Gabon:  Payment behavior should improve​​

The IMF announced a USD642mn three-year loan to Gabon on 20 June. This is good news for two reasons. First, there was evidence that Gabon delayed some payments from last year. The country presumably tried to secure enough foreign exchange (FX) reserves to maintain presentable liquidity ratios. But delayed payments were detrimental for confidence and the import cover of FX reserves decreased from 5 months in September 2016 to 2.5 months in March 2017. As there is no solvency problem, a better payment behavior is expected to go hand-in-hand with IMF surveillance. Second, there was evidence of fiscal profligacy (fiscal deficit of -4.6% of GDP in 2016) designed to smooth the oil price slump impact on GDP growth and to win elections. Normally, the conditionality attached to IMF support should help to achieve a more balanced fiscal policy in order to keep public debt (64% of GDP in 2017) under control.
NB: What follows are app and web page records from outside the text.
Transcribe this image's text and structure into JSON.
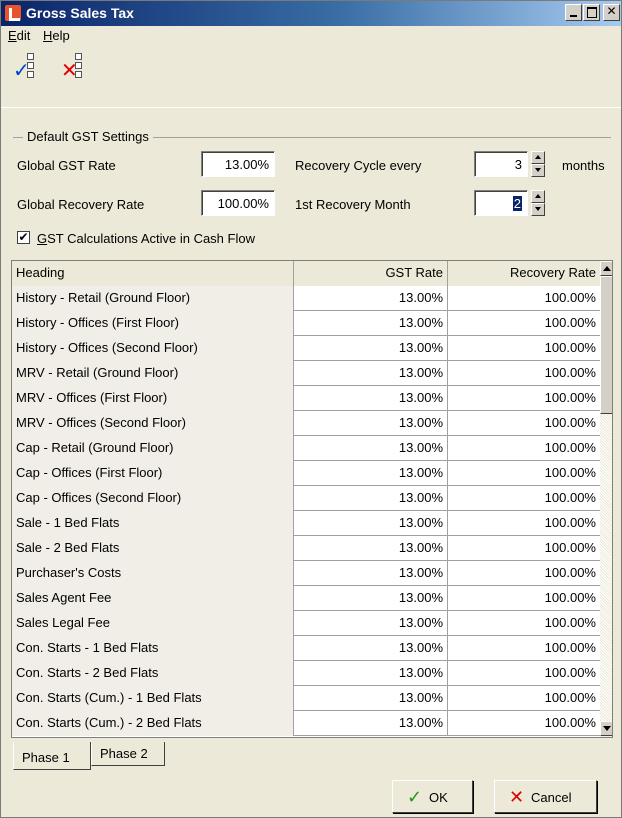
{
  "window": {
    "title": "Gross Sales Tax"
  },
  "menu": [
    {
      "label": "Edit",
      "u": "E",
      "rest": "dit"
    },
    {
      "label": "Help",
      "u": "H",
      "rest": "elp"
    }
  ],
  "toolbar": {
    "select_all_icon": "check-list-icon",
    "deselect_all_icon": "x-list-icon"
  },
  "settings": {
    "legend": "Default GST Settings",
    "global_gst_rate_label": "Global GST Rate",
    "global_gst_rate_value": "13.00%",
    "global_recovery_rate_label": "Global Recovery Rate",
    "global_recovery_rate_value": "100.00%",
    "recovery_cycle_label": "Recovery Cycle every",
    "recovery_cycle_value": "3",
    "recovery_cycle_unit": "months",
    "first_recovery_month_label": "1st Recovery Month",
    "first_recovery_month_value": "2",
    "gst_active_checked": true,
    "gst_active_label_u": "G",
    "gst_active_label_rest": "ST Calculations Active in Cash Flow"
  },
  "table": {
    "columns": [
      "Heading",
      "GST Rate",
      "Recovery Rate"
    ],
    "rows": [
      [
        "History - Retail (Ground Floor)",
        "13.00%",
        "100.00%"
      ],
      [
        "History - Offices (First Floor)",
        "13.00%",
        "100.00%"
      ],
      [
        "History - Offices (Second Floor)",
        "13.00%",
        "100.00%"
      ],
      [
        "MRV - Retail (Ground Floor)",
        "13.00%",
        "100.00%"
      ],
      [
        "MRV - Offices (First Floor)",
        "13.00%",
        "100.00%"
      ],
      [
        "MRV - Offices (Second Floor)",
        "13.00%",
        "100.00%"
      ],
      [
        "Cap - Retail (Ground Floor)",
        "13.00%",
        "100.00%"
      ],
      [
        "Cap - Offices (First Floor)",
        "13.00%",
        "100.00%"
      ],
      [
        "Cap - Offices (Second Floor)",
        "13.00%",
        "100.00%"
      ],
      [
        "Sale - 1 Bed Flats",
        "13.00%",
        "100.00%"
      ],
      [
        "Sale - 2 Bed Flats",
        "13.00%",
        "100.00%"
      ],
      [
        "Purchaser's Costs",
        "13.00%",
        "100.00%"
      ],
      [
        "Sales Agent Fee",
        "13.00%",
        "100.00%"
      ],
      [
        "Sales Legal Fee",
        "13.00%",
        "100.00%"
      ],
      [
        "Con. Starts - 1 Bed Flats",
        "13.00%",
        "100.00%"
      ],
      [
        "Con. Starts - 2 Bed Flats",
        "13.00%",
        "100.00%"
      ],
      [
        "Con. Starts (Cum.) - 1 Bed Flats",
        "13.00%",
        "100.00%"
      ],
      [
        "Con. Starts (Cum.) - 2 Bed Flats",
        "13.00%",
        "100.00%"
      ]
    ]
  },
  "tabs": [
    {
      "label": "Phase 1",
      "active": true
    },
    {
      "label": "Phase 2",
      "active": false
    }
  ],
  "buttons": {
    "ok": "OK",
    "cancel": "Cancel"
  },
  "colors": {
    "ok_check": "#1a9a1a",
    "cancel_x": "#e00000",
    "selection": "#0a246a"
  }
}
Overall, GDP growth is forecast at +1.5% in 2017, down from pre-crisis +4% in 2015.

Thailand:  An export-led improvement​
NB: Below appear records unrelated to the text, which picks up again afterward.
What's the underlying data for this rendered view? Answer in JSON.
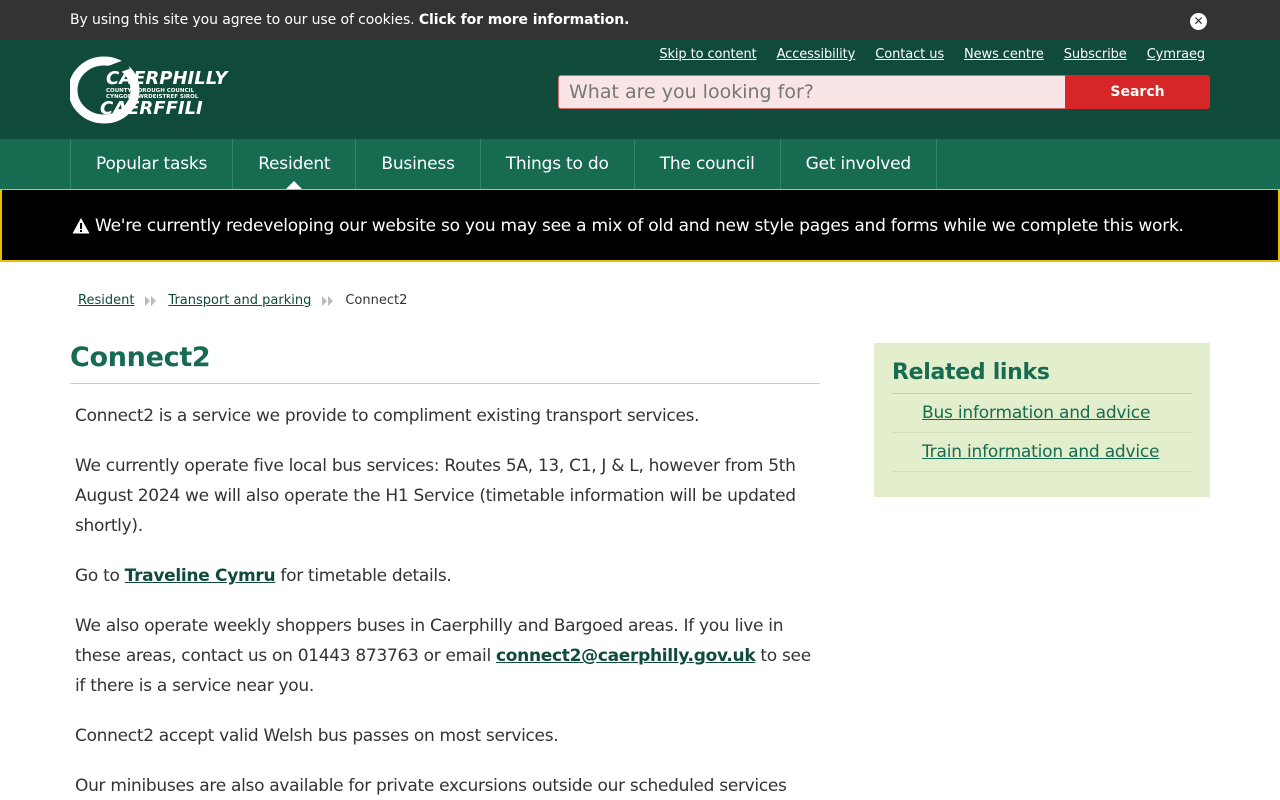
{
  "cookie": {
    "text": "By using this site you agree to our use of cookies.",
    "link": "Click for more information.",
    "close_glyph": "✕"
  },
  "logo": {
    "alt_lines": [
      "CAERPHILLY",
      "COUNTY BOROUGH COUNCIL",
      "CYNGOR BWRDEISTREF SIROL",
      "CAERFFILI"
    ]
  },
  "utility": {
    "links": [
      "Skip to content",
      "Accessibility",
      "Contact us",
      "News centre",
      "Subscribe",
      "Cymraeg"
    ]
  },
  "search": {
    "placeholder": "What are you looking for?",
    "button": "Search"
  },
  "nav": {
    "items": [
      "Popular tasks",
      "Resident",
      "Business",
      "Things to do",
      "The council",
      "Get involved"
    ],
    "active": "Resident"
  },
  "alert": {
    "icon": "warning-icon",
    "text": "We're currently redeveloping our website so you may see a mix of old and new style pages and forms while we complete this work."
  },
  "breadcrumb": {
    "items": [
      "Resident",
      "Transport and parking"
    ],
    "current": "Connect2"
  },
  "page": {
    "title": "Connect2",
    "p1": "Connect2 is a service we provide to compliment existing transport services.",
    "p2": "We currently operate five local bus services: Routes 5A, 13, C1, J & L, however from 5th August 2024 we will also operate the H1 Service (timetable information will be updated shortly).",
    "p3_before": "Go to ",
    "p3_link": "Traveline Cymru",
    "p3_after": " for timetable details.",
    "p4_before": "We also operate weekly shoppers buses in Caerphilly and Bargoed areas. If you live in these areas, contact us on 01443 873763 or email ",
    "p4_link": "connect2@caerphilly.gov.uk",
    "p4_after": " to see if there is a service near you.",
    "p5": "Connect2 accept valid Welsh bus passes on most services.",
    "p6": "Our minibuses are also available for private excursions outside our scheduled services"
  },
  "sidebar": {
    "title": "Related links",
    "links": [
      "Bus information and advice",
      "Train information and advice"
    ]
  },
  "colors": {
    "header": "#0f4a3a",
    "nav": "#166b51",
    "search_button": "#d62627",
    "sidebar_bg": "#e3eecd",
    "alert_border": "#e6c200"
  }
}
USD-denominated exports rose by +13.2% y/y in May (after +8.5% in April). The expansion was driven by higher demand growth from major trade partners, namely China, the EU and Japan, especially for manufacturing and agricultural products. The Business Confidence index strengthened to 52.3 points in May (from 49.6 in April). Going forward, any improvement in economic growth will likely continue to depend on external demand. The economy has performed relatively well in Q1 (real GDP up +3.3% y/y) supported by a rebound in global trade. Private domestic demand growth remains fragile. Firstly, consumer confidence struggles to recover strongly, decreasing to 76 points in May (from 77 in April). Credit growth remains weak, constrained by high household debt (79.9% of GDP), continued domestic (e.g. political) and external uncertainties (global trade outlook). Against this background, Thailand’s economy is set to grow by +3.3% in 2017 (after +3.2% in 2016).